Data extract ::
*-*-*
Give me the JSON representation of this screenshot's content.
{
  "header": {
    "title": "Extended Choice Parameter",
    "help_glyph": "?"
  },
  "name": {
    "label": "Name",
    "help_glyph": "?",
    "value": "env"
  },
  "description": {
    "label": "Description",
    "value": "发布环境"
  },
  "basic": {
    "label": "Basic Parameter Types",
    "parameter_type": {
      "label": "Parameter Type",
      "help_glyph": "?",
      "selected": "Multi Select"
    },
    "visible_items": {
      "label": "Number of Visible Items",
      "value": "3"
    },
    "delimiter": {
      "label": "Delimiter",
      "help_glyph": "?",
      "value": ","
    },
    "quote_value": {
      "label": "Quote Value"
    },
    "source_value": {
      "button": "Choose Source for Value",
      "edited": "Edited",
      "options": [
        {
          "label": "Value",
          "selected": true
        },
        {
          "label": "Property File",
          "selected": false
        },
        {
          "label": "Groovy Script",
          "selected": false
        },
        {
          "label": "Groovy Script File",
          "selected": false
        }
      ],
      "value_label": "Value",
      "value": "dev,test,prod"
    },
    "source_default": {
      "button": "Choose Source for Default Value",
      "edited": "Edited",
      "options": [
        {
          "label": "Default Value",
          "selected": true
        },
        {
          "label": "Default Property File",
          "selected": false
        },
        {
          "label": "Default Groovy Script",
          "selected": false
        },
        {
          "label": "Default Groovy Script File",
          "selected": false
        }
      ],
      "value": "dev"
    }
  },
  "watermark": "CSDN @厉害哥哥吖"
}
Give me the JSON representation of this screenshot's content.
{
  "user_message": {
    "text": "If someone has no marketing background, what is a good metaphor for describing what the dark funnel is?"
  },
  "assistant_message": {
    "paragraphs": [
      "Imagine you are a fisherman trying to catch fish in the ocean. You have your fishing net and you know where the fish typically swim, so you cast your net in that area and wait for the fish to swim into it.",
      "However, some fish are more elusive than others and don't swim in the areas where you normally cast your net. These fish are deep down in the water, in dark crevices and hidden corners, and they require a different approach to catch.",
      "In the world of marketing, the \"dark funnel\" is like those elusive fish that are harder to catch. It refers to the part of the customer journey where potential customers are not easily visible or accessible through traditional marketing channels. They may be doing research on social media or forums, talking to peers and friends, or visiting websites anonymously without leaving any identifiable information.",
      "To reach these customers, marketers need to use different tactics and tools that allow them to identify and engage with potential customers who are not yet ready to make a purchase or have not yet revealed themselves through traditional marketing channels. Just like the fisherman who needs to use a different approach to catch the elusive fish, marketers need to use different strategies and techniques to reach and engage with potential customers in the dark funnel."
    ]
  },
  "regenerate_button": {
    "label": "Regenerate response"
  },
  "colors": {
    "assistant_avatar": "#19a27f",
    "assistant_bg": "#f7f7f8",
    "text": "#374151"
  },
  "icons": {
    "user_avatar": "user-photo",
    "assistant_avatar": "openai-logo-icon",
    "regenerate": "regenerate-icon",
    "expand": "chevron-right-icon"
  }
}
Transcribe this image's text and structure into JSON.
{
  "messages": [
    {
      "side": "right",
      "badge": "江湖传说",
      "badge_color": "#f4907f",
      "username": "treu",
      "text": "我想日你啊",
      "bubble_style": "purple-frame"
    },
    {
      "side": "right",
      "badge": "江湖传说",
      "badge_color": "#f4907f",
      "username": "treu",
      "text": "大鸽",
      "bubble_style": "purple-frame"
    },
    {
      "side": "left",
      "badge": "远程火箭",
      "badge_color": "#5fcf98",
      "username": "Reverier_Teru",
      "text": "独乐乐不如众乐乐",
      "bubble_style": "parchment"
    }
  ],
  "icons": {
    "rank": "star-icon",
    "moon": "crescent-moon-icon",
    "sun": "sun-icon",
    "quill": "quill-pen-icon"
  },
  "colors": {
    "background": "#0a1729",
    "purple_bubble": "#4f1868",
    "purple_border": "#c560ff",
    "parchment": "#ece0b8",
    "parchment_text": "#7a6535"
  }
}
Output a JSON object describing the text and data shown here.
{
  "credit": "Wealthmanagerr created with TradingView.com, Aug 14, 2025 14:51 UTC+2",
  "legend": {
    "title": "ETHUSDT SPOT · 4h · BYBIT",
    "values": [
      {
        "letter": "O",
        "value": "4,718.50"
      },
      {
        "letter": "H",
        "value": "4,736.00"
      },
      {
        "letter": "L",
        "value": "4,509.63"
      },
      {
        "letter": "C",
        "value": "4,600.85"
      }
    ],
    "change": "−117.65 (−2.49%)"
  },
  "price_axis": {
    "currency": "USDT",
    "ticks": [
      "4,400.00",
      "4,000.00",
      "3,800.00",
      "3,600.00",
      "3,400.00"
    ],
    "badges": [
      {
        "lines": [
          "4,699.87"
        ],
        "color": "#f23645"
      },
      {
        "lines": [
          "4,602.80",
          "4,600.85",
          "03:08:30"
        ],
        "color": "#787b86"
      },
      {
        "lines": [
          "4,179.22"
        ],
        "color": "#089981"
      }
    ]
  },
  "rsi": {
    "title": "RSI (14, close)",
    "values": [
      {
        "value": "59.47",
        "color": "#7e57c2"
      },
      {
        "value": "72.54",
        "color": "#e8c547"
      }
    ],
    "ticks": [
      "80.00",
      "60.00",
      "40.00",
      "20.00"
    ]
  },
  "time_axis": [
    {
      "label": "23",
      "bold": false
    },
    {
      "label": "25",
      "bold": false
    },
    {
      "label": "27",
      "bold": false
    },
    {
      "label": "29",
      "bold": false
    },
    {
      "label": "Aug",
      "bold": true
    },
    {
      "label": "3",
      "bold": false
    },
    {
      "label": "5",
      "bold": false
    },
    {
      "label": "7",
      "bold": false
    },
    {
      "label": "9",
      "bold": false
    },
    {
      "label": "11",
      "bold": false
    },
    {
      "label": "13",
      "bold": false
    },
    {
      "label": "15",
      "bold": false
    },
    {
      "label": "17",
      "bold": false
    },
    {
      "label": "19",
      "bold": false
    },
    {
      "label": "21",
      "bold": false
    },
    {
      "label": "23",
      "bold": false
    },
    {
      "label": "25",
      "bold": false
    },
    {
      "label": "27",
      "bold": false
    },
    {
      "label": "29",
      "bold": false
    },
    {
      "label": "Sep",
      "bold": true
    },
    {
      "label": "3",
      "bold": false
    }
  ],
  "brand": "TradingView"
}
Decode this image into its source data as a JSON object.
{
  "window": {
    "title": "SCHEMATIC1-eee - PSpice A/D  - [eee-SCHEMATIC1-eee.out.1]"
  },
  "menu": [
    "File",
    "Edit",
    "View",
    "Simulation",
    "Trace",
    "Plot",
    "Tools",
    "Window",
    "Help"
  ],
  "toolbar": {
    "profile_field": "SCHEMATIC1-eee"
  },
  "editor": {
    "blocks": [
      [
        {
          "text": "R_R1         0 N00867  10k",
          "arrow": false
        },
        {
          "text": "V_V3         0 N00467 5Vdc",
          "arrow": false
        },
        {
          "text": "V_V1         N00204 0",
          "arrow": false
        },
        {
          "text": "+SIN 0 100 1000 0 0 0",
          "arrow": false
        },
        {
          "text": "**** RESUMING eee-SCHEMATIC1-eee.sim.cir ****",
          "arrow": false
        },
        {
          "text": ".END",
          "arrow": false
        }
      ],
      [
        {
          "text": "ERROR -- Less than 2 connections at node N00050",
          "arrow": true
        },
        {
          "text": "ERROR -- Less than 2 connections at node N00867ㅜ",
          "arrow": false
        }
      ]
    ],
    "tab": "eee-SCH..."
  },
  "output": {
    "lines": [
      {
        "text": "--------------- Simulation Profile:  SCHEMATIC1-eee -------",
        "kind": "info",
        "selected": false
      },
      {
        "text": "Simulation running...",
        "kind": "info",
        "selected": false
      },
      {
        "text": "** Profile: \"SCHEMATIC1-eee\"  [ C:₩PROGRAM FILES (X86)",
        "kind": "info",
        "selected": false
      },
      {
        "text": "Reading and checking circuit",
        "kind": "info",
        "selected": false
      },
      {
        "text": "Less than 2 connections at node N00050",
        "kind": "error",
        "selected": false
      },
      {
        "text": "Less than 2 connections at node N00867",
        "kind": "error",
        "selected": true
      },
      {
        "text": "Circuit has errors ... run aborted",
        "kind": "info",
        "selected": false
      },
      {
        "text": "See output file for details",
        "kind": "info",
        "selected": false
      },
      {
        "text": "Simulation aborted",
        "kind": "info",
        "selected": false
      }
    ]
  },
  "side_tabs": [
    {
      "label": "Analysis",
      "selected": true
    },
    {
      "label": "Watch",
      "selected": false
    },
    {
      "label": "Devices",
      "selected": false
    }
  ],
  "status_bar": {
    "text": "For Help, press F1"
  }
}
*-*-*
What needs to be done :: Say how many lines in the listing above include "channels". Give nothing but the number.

Written solution :: 2